If you’re running a Facebook page, here’s something you need to know: the playing field just tilted.
Of course you’re running a Facebook page – with 750 million users, it’s a market you can’t afford to ignore. And of course, on your business’s behalf, you’re running a page and not a profile: profiles being reserved for personal use. (How to tell the difference: you ‘like’ a page, but you ‘friend’ a profile).
Pages are far more flexible, they allow you to draw useful statistics, they allow you to set up ‘vanity URLs’ (www.facebook.com/yourbusiness), and they don’t have a friend limit of 5,000. (And, according to people in the know, Facebook will delete your profile if it thinks you’re a business rather than a natural person.

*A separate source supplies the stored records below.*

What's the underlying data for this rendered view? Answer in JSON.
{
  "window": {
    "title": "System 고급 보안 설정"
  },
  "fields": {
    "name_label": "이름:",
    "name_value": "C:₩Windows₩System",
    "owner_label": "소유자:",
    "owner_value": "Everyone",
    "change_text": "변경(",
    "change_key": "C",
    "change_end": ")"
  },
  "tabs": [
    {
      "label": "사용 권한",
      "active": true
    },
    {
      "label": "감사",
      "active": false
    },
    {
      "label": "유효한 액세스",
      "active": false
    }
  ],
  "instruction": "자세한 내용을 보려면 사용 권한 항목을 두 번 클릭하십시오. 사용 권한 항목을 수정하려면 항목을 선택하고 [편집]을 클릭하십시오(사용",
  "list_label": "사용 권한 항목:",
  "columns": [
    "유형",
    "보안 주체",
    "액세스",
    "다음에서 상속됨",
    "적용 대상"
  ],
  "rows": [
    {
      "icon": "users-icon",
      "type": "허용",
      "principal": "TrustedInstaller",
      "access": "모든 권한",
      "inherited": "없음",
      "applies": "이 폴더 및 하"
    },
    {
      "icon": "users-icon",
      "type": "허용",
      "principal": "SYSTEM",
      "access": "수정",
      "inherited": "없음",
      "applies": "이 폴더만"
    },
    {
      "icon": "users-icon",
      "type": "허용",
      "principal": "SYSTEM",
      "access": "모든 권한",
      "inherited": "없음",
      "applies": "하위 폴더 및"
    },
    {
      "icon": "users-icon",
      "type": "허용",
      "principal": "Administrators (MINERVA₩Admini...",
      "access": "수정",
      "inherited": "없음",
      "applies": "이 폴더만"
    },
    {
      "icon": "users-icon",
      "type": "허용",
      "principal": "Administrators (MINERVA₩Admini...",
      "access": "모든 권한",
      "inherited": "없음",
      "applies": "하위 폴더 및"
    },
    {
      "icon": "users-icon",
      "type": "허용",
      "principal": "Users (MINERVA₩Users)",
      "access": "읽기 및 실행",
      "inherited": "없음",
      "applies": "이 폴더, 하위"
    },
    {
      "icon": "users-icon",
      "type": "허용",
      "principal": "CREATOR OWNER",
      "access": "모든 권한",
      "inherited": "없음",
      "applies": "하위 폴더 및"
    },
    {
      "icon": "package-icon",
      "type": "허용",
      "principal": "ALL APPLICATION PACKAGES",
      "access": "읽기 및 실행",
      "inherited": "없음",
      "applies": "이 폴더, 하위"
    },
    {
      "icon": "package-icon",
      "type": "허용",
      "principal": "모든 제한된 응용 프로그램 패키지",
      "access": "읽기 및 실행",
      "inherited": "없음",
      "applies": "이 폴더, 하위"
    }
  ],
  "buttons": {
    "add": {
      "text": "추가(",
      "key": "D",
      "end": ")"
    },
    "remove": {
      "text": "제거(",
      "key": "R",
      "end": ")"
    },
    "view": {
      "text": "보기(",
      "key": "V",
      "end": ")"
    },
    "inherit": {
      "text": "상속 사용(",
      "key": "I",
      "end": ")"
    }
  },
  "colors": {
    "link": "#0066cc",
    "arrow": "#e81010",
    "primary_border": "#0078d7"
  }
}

Although, to be fair, I’ve never actually heard of that happening.)
Thing is, though, you need to know a bit about Facebook and all the technical stuff surrounding it if you’re going to set up a page with the clout of something like Red Bull (which has almost 22.5 million fans) or Coca Cola (with 34.5 million fans) or even Marriot International, which has a modest 32,242 fans – although as a company it owns more than 3,500 properties around the world (see: even some of the big guys are struggling with this).
You need a plan, you need to know your brand, and you need a geek. Or two. And, with all the recent changes at Facebook, you need them now more than ever.
The biggest change seems to be in the way your page’s information now feeds through to your fans: in effect, when you post something on your page, it might pop up for a second or two on your fans’ ‘Tickers’ (the feeds that appear on the top right hand side of every Facebook profile. Watch yours – it rolls over quite quickly, especially if you have a lot of friends and you’ve liked a lot of pages, and they’re all busy posting and updating themselves.)
But after your post has popped up on those tickers – it disappears just as quickly.
And if you don’t appear in your fans news feeds any more (that is, on their walls), you’re going to have to work a lot harder than ever before to get your fans to come to you.
And that should be easy, because we’re in tourism, and we’re in the business of delivering holidays, and holidays are fun – and in these gloomy times, everyone wants to have a little fun. So of course they’ll come running.
Easy? Yeah right.
Which is why I use hubspot.com. It’s a mine of incredibly useful information about e-marketing: you might like to start on the ‘Internet Marketing Whitepapers & Ebooks’ page, and download the Free eBook: “How to Use Facebook for Business: An Introductory Guide” for 2011.
It blows my mind that people would go to such incredible lengths to share their knowledge – free of charge. It means there is some good left in the world…